T324 has been pro-Pinterest for businesses for a while, and the evidence keeps supporting our position. Pinterest appears to be committed to an ad-revenue based monetizing model and moving fast, with a clear vision. Unlike, well. Facebook.

Sephora’s February 2013 report that their Pinterest followers spend 15X more than their Facebook fans shows the value proposition for retailers.

ThinkGeek, for all your caffeinated food item needs, and the value of email marketing.

At my last marketing job we bought a lot of stuff from ThinkGeek, for raffle gifts at networking events and business expos, for adding humor to gift baskets, and for our own entertainment. A lot of the goodies on our “Gifts for Geek Clients” Pinterest board came from ThinkGeek. Email newsletter marketing on mobile devices

So we got regular ThinkGeek email newsletters, and we actually opened and read every one.

How does a for-profit business get us to read its marketing email?

By knowing their market, having a really good email template, and filling it with great content.

Email newsletters are stronger than ever as a marketing tool, despite the challenge of making them render attractively or even decently across the increasing variety of devices and email clients people view them on.

Email templates have to be coded in HTML, with CSS. TG’s newsletters display perfectly in Outlook, even though they include lots of images and links.

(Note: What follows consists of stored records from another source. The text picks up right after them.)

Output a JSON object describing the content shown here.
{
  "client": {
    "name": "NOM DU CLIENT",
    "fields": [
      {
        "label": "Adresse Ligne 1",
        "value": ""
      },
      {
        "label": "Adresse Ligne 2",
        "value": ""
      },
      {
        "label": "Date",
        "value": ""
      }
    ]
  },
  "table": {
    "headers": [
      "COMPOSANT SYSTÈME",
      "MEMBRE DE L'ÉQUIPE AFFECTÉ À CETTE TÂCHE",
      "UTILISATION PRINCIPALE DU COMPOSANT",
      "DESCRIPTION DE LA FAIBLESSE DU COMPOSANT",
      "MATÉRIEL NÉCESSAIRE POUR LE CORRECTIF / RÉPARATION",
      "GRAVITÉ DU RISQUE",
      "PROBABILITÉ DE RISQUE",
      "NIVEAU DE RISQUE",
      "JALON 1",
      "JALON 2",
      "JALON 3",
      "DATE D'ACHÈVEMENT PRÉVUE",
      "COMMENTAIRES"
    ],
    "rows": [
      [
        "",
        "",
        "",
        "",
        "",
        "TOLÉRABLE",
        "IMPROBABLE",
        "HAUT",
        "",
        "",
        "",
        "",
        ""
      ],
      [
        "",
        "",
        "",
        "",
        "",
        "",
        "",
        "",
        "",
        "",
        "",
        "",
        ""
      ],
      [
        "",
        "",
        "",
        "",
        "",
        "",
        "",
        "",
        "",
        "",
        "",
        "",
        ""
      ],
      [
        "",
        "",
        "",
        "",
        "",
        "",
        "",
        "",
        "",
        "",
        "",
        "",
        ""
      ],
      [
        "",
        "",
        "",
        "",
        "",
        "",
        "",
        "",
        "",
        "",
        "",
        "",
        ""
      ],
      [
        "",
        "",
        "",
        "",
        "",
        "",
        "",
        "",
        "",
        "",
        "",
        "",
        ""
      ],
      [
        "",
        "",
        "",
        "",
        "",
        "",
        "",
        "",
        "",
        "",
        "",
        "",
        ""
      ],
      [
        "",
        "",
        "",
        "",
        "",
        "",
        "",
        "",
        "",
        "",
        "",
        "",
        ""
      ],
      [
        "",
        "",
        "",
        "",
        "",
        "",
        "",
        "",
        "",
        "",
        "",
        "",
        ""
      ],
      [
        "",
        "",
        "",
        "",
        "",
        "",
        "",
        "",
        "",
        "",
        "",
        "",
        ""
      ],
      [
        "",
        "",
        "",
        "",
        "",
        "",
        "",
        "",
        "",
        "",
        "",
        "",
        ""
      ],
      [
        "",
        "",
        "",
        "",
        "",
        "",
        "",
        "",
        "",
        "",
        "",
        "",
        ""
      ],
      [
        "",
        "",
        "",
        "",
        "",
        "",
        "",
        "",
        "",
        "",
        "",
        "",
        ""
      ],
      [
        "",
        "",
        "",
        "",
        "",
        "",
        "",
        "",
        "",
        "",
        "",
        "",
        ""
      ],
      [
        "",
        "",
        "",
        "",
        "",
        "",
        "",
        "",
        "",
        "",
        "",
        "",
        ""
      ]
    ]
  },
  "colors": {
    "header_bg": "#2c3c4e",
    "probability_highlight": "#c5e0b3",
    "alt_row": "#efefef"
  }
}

In Gmail, which strips out all images and much graphic formatting, the newsletter is still readable with text formatting in place and messages that appear in place of the images.

Being mindful of what has to be explicitly built into the newsletter for each email client is crucial. It’s also very helpful to have your email newsletter template built by someone who knows how to make it stand out from cookie-cutter Constant Contact and MailChimp templates.

The TG newsletter is colorful and chatty, with a geek-friendly we-speak-your-language tone. It’s highly topical – like a reference to an Internet-exploding episode of Game of Thrones to promote TG’s GoT board game. A typical week’s also included a product so ridiculous we had to click over to the website- Caffeinated Sugar!

When writing an email newsletter to your client base, you want to keep the welcome mat out for future emails. Don’t spam readers with your priorities.

Keep the focus on what’s important to your clients and add value with interesting content. Gauge the tone to fit the level of formality that’s typical in your industry. Include clever social share incentives like a “tweet this tip” in your informative content. Don’t forget that email newsletters should always include icons that link to your social media and an RSS button to subscribe to your blog.

If it’s appropriate to your industry, make it fun; if your clients expect a more serious tone, make it elegant.

CEOs can help their marketing professionals when it’s time to write a newsletter: what’s new in hires, products or services from your company, are any sea changes in your industry affecting your clients, and is there a segment where you’re gaining or losing clients? Budgeting time for your company experts to write a technical tip for your newsletter pays off in value-adding content.

Offering a coupon, contest or sale at the top of your newsletter and mentioning the exact prize value or percentage off in the header will help you get opens.

If you have a great white paper, include a button to click for a free download. Engage readers by showing you value their input. ThinkGeek uses the brilliant gimmick of soliciting and publishing a weekly Tech Haiku from readers.

A photo contest is a great way to engage your clients, and asking them in your newsletter to submit the photos on your Facebook page can jumpstart your Facebook activity if it’s lagging. If your business is precision machining, like T324’s wonderful client QQE, you can still run a photo contest. Pick something fun about your team and include an example, like “most pictures of kids on desk”, and ask your clients to respond in kind; offer a gift basket as a prize. Ask for stories about how your clients use your product or service, and print the story in the next newsletter.

Remember, an inbox is a personal space. Enter it politely, sincerely, and with something worthwhile to give. And look like you dressed nicely to visit- make sure your template looks beautiful!

this post originally appeared on the T324 blog.